Among these entries, how many lines contain "screenshot"? Say the number and nothing else.
====== Source material
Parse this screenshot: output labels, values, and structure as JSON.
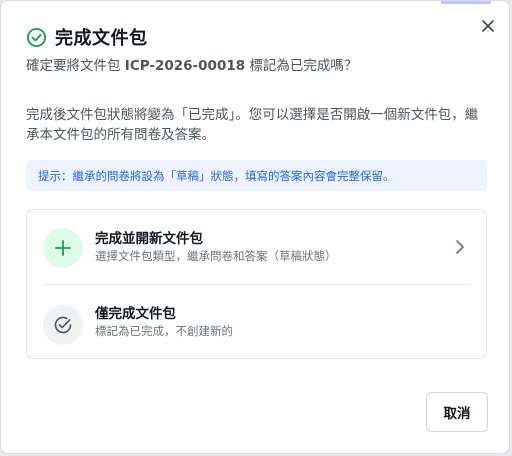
{
  "dialog": {
    "title": "完成文件包",
    "subtitle_prefix": "確定要將文件包 ",
    "package_code": "ICP-2026-00018",
    "subtitle_suffix": " 標記為已完成嗎？",
    "description": "完成後文件包狀態將變為「已完成」。您可以選擇是否開啟一個新文件包，繼承本文件包的所有問卷及答案。",
    "hint": "提示：繼承的問卷將設為「草稿」狀態，填寫的答案內容會完整保留。",
    "options": [
      {
        "title": "完成並開新文件包",
        "subtitle": "選擇文件包類型，繼承問卷和答案（草稿狀態）",
        "icon": "plus-icon"
      },
      {
        "title": "僅完成文件包",
        "subtitle": "標記為已完成，不創建新的",
        "icon": "check-circle-icon"
      }
    ],
    "cancel_label": "取消"
  },
  "colors": {
    "success": "#16a34a",
    "hint_text": "#2563eb",
    "hint_bg": "#eef4ff"
  }
}
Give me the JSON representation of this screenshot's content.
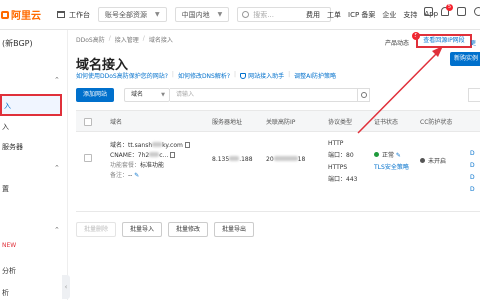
{
  "topbar": {
    "logo": "阿里云",
    "workbench": "工作台",
    "account_dropdown": "账号全部资源",
    "region_dropdown": "中国内地",
    "search_placeholder": "搜索...",
    "links": [
      "费用",
      "工单",
      "ICP 备案",
      "企业",
      "支持",
      "App"
    ],
    "bell_badge": "5"
  },
  "sidebar": {
    "title": "(新BGP)",
    "items": [
      {
        "label": "入"
      },
      {
        "label": "入"
      },
      {
        "label": "服务器"
      },
      {
        "label": "置"
      },
      {
        "label": "NEW"
      },
      {
        "label": "分析"
      },
      {
        "label": "析"
      }
    ],
    "active_label": "入"
  },
  "breadcrumb": [
    "DDoS高防",
    "接入管理",
    "域名接入"
  ],
  "page": {
    "title": "域名接入",
    "help_links": [
      "如何使用DDoS高防保护您的网站?",
      "如何修改DNS解析?",
      "网站接入助手",
      "调整AI防护策略"
    ],
    "product_dynamics": "产品动态",
    "product_dynamics_badge": "5",
    "view_ip_link": "查看回源IP网段",
    "more_link": "更",
    "buy_button": "新购实例"
  },
  "toolbar": {
    "add_button": "添加网站",
    "filter_select": "域名",
    "filter_placeholder": "请输入"
  },
  "table": {
    "headers": [
      "域名",
      "服务器地址",
      "关联高防IP",
      "协议类型",
      "证书状态",
      "CC防护状态"
    ],
    "row": {
      "domain_label": "域名：",
      "domain_value": "tt.sansh",
      "domain_value_tail": "ky.com",
      "cname_label": "CNAME：",
      "cname_value": "7h2",
      "cname_value_tail": "c...",
      "func_label": "功能套餐：",
      "func_value": "标准功能",
      "remark_label": "备注：",
      "remark_value": "--",
      "server_addr_head": "8.135",
      "server_addr_tail": ".188",
      "ip_head": "20",
      "ip_tail": "18",
      "http_label": "HTTP",
      "http_port": "端口：80",
      "https_label": "HTTPS",
      "https_port": "端口：443",
      "cert_status": "正常",
      "cert_policy": "TLS安全策略",
      "cc_status": "未开启"
    }
  },
  "bottom_buttons": [
    "批量删除",
    "批量导入",
    "批量修改",
    "批量导出"
  ]
}
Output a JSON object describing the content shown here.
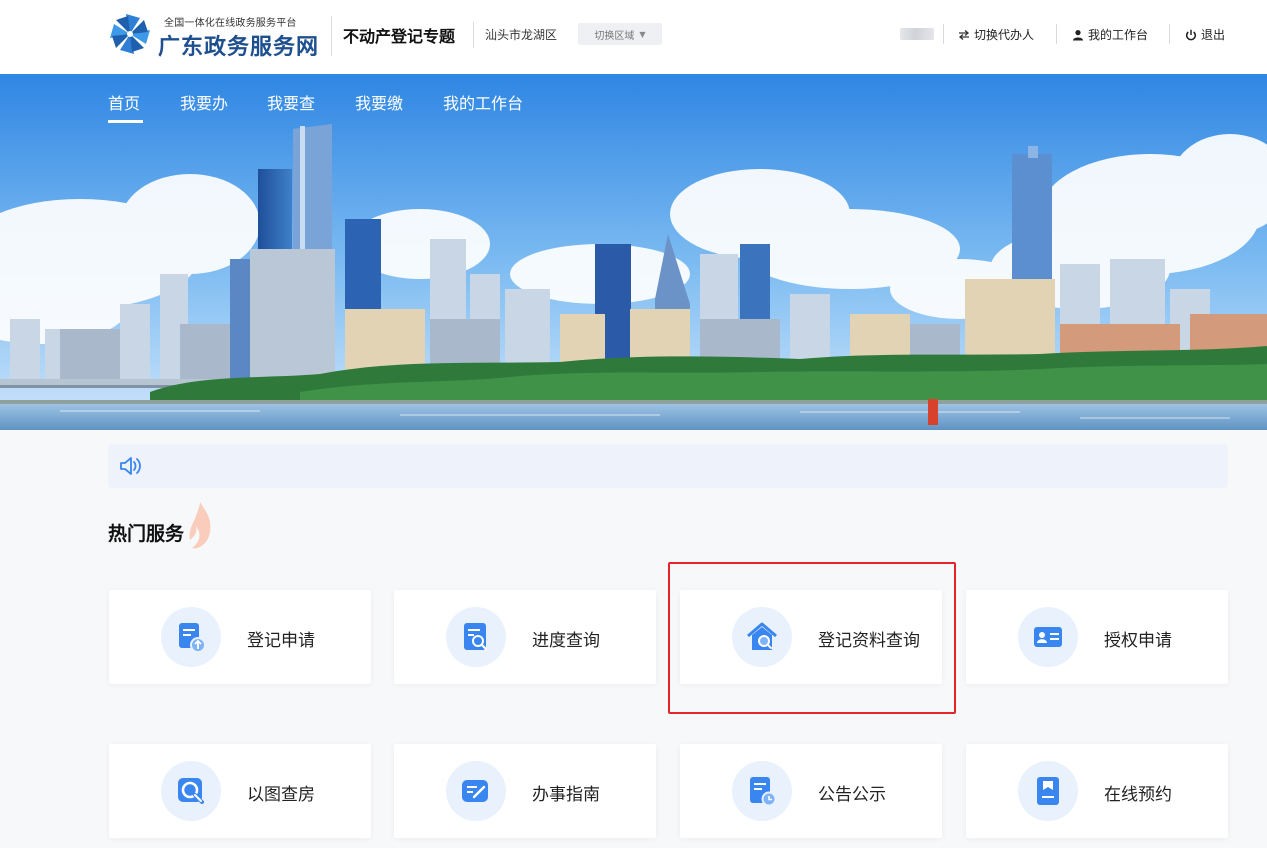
{
  "header": {
    "platform_tagline": "全国一体化在线政务服务平台",
    "site_name": "广东政务服务网",
    "topic": "不动产登记专题",
    "region": "汕头市龙湖区",
    "switch_region_label": "切换区域",
    "switch_agent_label": "切换代办人",
    "workbench_label": "我的工作台",
    "logout_label": "退出"
  },
  "nav": {
    "items": [
      {
        "label": "首页",
        "active": true
      },
      {
        "label": "我要办"
      },
      {
        "label": "我要查"
      },
      {
        "label": "我要缴"
      },
      {
        "label": "我的工作台"
      }
    ]
  },
  "section": {
    "title": "热门服务"
  },
  "services": [
    {
      "label": "登记申请",
      "icon": "document-upload-icon"
    },
    {
      "label": "进度查询",
      "icon": "document-search-icon"
    },
    {
      "label": "登记资料查询",
      "icon": "house-search-icon",
      "highlighted": true
    },
    {
      "label": "授权申请",
      "icon": "id-card-icon"
    },
    {
      "label": "以图查房",
      "icon": "map-search-icon"
    },
    {
      "label": "办事指南",
      "icon": "guide-edit-icon"
    },
    {
      "label": "公告公示",
      "icon": "notice-clock-icon"
    },
    {
      "label": "在线预约",
      "icon": "bookmark-icon"
    }
  ],
  "colors": {
    "brand_blue": "#1e4f8f",
    "icon_blue": "#3a86f0",
    "icon_circle_bg": "#e9f1fd",
    "highlight_red": "#e5252a",
    "notice_bg": "#eef2fb"
  }
}
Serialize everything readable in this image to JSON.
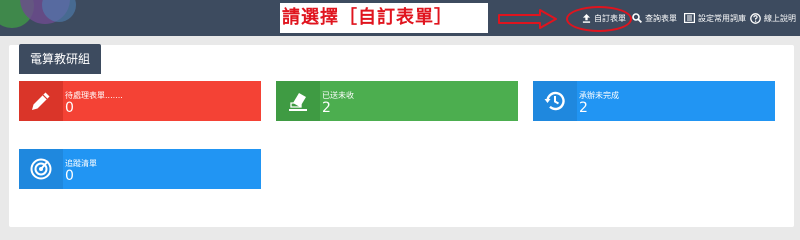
{
  "header": {
    "notice": "請選擇［自訂表單］",
    "nav": {
      "custom_form": "自訂表單",
      "query_form": "查詢表單",
      "common_terms": "設定常用詞庫",
      "online_help": "線上說明"
    }
  },
  "panel": {
    "title": "電算教研組",
    "cards": [
      {
        "label": "待處理表單.......",
        "value": "0",
        "icon": "pencil-icon"
      },
      {
        "label": "已送未收",
        "value": "2",
        "icon": "eraser-icon"
      },
      {
        "label": "承辦未完成",
        "value": "2",
        "icon": "history-icon"
      },
      {
        "label": "追蹤清單",
        "value": "0",
        "icon": "radar-icon"
      }
    ]
  },
  "colors": {
    "topbar": "#3d4b5f",
    "red": "#f44235",
    "green": "#4cae4f",
    "blue": "#2195f3",
    "highlight": "#e0141e"
  }
}
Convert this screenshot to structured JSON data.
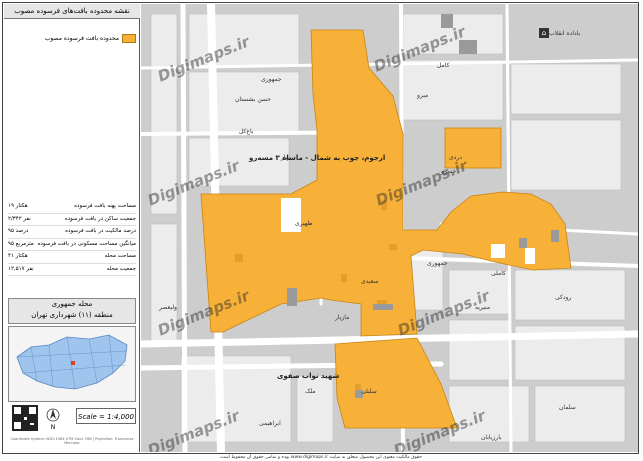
{
  "panel": {
    "title": "نقشه محدوده بافت‌های فرسوده مصوب",
    "legend_label": "محدوده بافت فرسوده مصوب",
    "legend_color": "#f7b139",
    "stats": [
      {
        "label": "مساحت پهنه بافت فرسوده",
        "value": "۱۹ هکتار"
      },
      {
        "label": "جمعیت ساکن در بافت فرسوده",
        "value": "۲/۳۴۲ نفر"
      },
      {
        "label": "درصد مالکیت در بافت فرسوده",
        "value": "۹۵ درصد"
      },
      {
        "label": "میانگین مساحت مسکونی در بافت فرسوده",
        "value": "۹۵ مترمربع"
      },
      {
        "label": "مساحت محله",
        "value": "۴۱ هکتار"
      },
      {
        "label": "جمعیت محله",
        "value": "۱۲,۵۱۷ نفر"
      }
    ],
    "location_line1": "محله جمهوری",
    "location_line2": "منطقه (۱۱) شهرداری تهران",
    "scale": "Scale = 1:4,000",
    "north": "N",
    "footnote": "Coordinate System: WGS 1984 UTM Zone 39N | Projection: Transverse Mercator"
  },
  "map": {
    "callout": "ارجوم، جوب به شمال - ماساه ۳ مسه‌رو",
    "labels": [
      "باداده انقلاب",
      "کامل",
      "جمهوری",
      "حسن بشستان",
      "میرو",
      "باغ‌کل",
      "بهار",
      "ظهیری",
      "دردی",
      "خسرو",
      "جمهوری",
      "کاملی",
      "رودکی",
      "منیریه",
      "مازیار",
      "ولیعصر",
      "سعیدی",
      "شهید نواب صفوی",
      "ملک",
      "سلبلی",
      "سلمان",
      "بارزیابان",
      "ابراهیمی"
    ],
    "watermark": "Digimaps.ir"
  },
  "footer": "حقوق مالکیت معنوی این محصول متعلق به سایت www.digimaps.ir بوده و تمامی حقوق آن محفوظ است."
}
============
» Worked solution: 3